* _Exercise requirements_
Gather, from the data below, each line in which the word "JSON" occurs.

Given data Start Marker

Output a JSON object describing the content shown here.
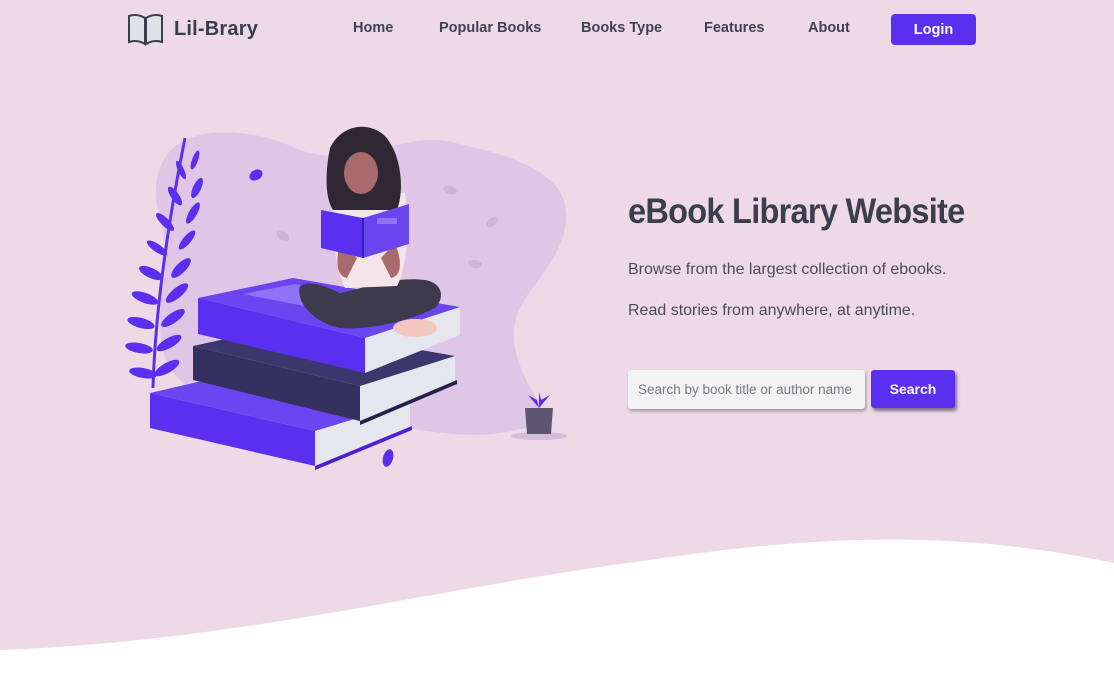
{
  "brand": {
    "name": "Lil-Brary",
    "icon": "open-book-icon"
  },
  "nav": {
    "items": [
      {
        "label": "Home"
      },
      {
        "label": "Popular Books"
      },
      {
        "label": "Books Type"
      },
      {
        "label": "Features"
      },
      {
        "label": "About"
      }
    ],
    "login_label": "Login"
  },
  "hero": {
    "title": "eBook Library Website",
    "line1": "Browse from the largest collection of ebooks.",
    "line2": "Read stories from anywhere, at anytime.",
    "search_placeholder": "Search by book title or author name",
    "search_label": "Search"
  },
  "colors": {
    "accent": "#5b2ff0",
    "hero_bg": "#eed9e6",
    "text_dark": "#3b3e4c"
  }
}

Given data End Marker
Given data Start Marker

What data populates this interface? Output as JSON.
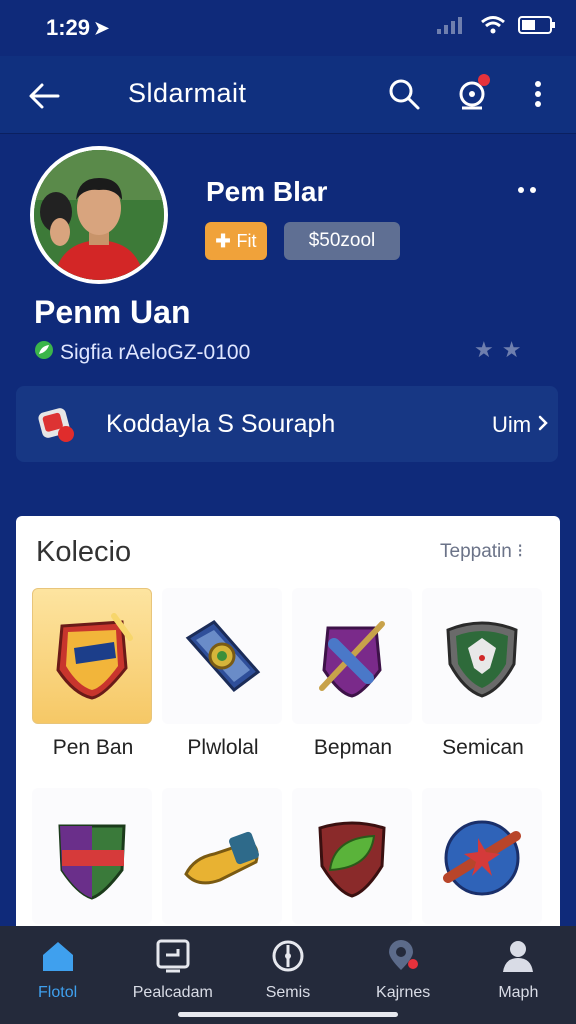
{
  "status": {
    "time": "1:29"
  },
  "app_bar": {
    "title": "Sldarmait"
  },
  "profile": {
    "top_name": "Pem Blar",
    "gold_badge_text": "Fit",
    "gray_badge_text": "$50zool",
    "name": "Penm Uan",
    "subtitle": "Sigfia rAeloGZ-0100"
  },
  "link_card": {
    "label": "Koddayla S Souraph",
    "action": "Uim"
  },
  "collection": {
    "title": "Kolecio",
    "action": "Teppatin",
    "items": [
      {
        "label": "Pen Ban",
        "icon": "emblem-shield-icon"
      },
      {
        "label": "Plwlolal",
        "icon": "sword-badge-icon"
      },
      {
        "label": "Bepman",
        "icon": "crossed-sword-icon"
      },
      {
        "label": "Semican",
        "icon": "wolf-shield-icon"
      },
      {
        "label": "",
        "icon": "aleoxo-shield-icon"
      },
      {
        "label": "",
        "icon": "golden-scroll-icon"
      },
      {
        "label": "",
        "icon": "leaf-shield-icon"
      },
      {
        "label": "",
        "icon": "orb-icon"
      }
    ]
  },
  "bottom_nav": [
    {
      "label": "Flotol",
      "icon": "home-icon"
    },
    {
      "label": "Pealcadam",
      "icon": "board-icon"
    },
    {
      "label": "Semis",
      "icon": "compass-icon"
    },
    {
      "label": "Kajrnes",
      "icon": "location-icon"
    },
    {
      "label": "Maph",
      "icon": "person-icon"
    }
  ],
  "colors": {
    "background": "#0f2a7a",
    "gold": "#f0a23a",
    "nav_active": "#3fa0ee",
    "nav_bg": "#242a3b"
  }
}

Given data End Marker
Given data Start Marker

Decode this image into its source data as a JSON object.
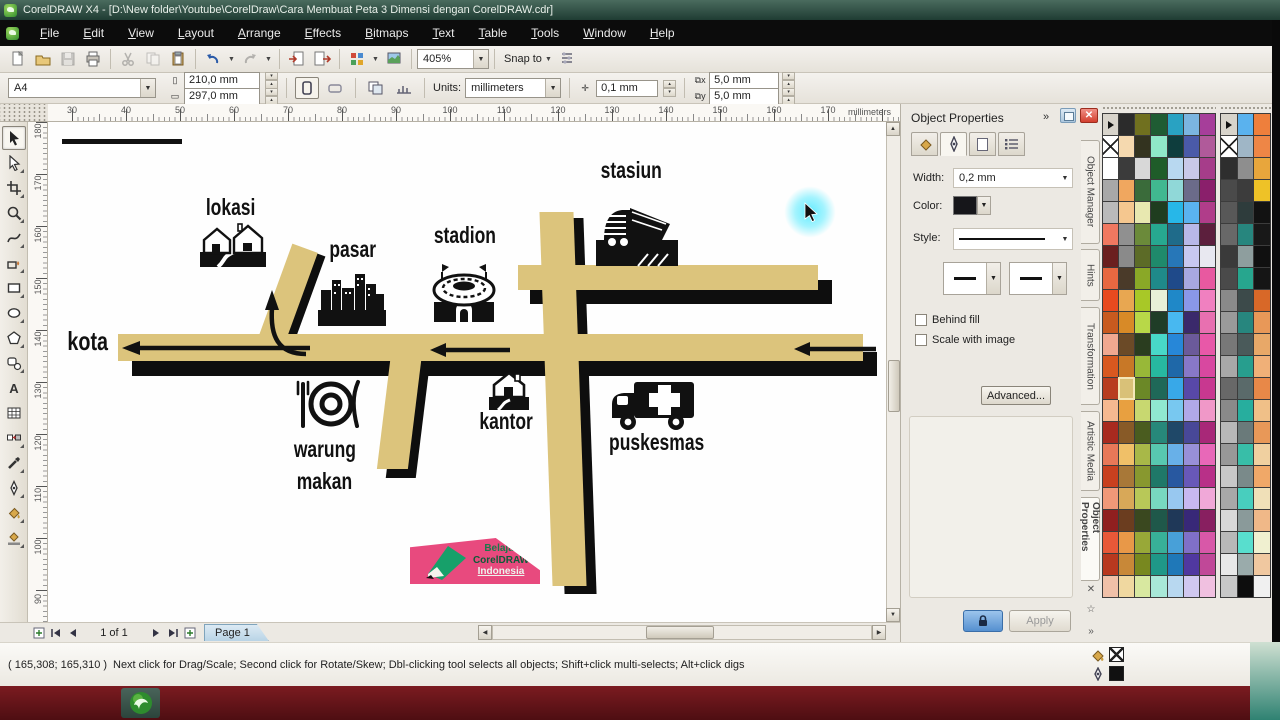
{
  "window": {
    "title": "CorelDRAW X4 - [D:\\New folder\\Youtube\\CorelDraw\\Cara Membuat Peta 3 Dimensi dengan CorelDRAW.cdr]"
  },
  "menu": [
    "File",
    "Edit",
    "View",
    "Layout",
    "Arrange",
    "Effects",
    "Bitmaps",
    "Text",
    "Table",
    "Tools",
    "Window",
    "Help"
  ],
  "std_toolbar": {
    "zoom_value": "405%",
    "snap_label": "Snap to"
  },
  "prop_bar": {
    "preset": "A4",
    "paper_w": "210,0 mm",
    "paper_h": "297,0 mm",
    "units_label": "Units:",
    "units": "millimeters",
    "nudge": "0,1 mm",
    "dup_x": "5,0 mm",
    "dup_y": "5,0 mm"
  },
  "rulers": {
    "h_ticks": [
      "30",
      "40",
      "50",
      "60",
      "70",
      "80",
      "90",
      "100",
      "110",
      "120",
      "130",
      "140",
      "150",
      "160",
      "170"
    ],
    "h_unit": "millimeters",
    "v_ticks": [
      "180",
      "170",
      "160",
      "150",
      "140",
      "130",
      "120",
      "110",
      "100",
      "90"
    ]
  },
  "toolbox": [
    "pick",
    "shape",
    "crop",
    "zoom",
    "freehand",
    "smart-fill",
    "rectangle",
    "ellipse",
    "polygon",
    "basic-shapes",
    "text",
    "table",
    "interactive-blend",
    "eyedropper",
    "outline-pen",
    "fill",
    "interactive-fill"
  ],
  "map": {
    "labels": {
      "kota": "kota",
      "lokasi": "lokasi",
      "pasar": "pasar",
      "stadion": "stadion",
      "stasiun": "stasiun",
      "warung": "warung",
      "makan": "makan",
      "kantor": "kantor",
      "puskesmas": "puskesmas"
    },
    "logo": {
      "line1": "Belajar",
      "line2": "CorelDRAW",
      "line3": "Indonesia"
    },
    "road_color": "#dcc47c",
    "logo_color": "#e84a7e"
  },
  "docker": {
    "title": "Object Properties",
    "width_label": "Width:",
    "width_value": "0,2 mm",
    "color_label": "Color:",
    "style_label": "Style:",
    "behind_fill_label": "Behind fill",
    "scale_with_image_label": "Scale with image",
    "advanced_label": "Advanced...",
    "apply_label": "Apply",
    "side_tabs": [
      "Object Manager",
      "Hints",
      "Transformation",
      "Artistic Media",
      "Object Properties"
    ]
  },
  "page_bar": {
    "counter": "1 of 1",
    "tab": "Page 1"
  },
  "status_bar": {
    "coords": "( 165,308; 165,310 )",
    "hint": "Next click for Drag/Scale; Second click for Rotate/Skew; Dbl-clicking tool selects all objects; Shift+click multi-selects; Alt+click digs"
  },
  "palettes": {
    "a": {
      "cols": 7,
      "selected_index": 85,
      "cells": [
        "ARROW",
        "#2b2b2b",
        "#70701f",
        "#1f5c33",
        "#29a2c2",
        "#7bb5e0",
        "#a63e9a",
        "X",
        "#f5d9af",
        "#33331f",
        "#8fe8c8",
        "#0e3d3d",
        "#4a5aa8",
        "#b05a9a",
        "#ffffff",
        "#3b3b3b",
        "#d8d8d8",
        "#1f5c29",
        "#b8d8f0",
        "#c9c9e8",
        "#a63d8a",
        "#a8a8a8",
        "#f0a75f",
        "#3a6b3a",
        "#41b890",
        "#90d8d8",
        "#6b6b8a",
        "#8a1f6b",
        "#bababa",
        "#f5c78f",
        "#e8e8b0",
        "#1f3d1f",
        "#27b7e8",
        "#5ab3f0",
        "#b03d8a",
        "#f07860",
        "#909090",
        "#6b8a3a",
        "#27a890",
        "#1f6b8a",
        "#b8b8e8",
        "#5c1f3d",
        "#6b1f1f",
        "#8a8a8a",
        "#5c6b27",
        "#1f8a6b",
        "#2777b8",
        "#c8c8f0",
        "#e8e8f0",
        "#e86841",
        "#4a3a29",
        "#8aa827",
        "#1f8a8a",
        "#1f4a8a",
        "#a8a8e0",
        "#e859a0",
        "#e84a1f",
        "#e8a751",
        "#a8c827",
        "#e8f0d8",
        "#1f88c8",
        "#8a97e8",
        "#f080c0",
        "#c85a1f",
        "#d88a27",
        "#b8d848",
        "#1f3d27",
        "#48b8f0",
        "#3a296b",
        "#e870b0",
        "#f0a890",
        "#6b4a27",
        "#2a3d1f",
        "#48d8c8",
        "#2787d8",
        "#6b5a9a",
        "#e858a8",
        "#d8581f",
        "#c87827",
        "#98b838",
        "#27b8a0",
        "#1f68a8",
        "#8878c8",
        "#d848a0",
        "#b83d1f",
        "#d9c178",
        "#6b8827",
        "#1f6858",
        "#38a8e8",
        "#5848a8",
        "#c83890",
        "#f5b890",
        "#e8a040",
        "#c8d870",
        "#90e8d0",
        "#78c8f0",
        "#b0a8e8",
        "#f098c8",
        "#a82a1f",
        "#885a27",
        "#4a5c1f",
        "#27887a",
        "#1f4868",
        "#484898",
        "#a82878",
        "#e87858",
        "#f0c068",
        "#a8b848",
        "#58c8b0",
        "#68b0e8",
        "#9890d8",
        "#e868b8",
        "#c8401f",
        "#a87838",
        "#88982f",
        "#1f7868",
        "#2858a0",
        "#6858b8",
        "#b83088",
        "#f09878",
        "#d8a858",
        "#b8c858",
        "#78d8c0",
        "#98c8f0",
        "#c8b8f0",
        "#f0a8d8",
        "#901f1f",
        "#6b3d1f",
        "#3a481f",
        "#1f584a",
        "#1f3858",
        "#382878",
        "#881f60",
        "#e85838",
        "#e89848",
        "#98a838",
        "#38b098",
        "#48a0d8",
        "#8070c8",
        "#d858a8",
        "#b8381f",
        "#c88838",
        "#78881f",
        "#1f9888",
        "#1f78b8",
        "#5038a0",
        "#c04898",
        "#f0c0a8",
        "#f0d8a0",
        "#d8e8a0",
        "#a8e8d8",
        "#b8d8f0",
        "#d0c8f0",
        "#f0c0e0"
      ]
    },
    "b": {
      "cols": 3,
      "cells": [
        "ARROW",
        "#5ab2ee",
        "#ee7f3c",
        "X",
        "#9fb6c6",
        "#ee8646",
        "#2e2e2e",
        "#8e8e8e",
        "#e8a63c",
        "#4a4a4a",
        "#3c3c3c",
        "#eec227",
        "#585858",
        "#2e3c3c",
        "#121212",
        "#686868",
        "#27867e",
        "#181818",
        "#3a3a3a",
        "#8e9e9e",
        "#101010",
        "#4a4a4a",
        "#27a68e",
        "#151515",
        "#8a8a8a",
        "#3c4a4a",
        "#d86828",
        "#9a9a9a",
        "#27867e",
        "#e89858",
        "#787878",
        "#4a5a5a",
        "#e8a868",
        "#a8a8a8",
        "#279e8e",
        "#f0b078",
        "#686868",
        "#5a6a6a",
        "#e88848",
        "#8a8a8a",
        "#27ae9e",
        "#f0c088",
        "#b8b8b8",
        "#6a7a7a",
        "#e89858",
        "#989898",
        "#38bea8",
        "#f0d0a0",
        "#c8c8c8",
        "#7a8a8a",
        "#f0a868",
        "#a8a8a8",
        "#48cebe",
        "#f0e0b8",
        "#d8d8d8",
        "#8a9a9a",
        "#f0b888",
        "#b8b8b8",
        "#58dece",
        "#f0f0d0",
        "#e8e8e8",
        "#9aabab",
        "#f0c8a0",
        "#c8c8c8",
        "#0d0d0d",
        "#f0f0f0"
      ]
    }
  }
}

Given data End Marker

* _Solution_
Output a JSON object describing the content shown here.
What data populates this interface? Output as JSON.
Decode this image into its source data as a JSON object.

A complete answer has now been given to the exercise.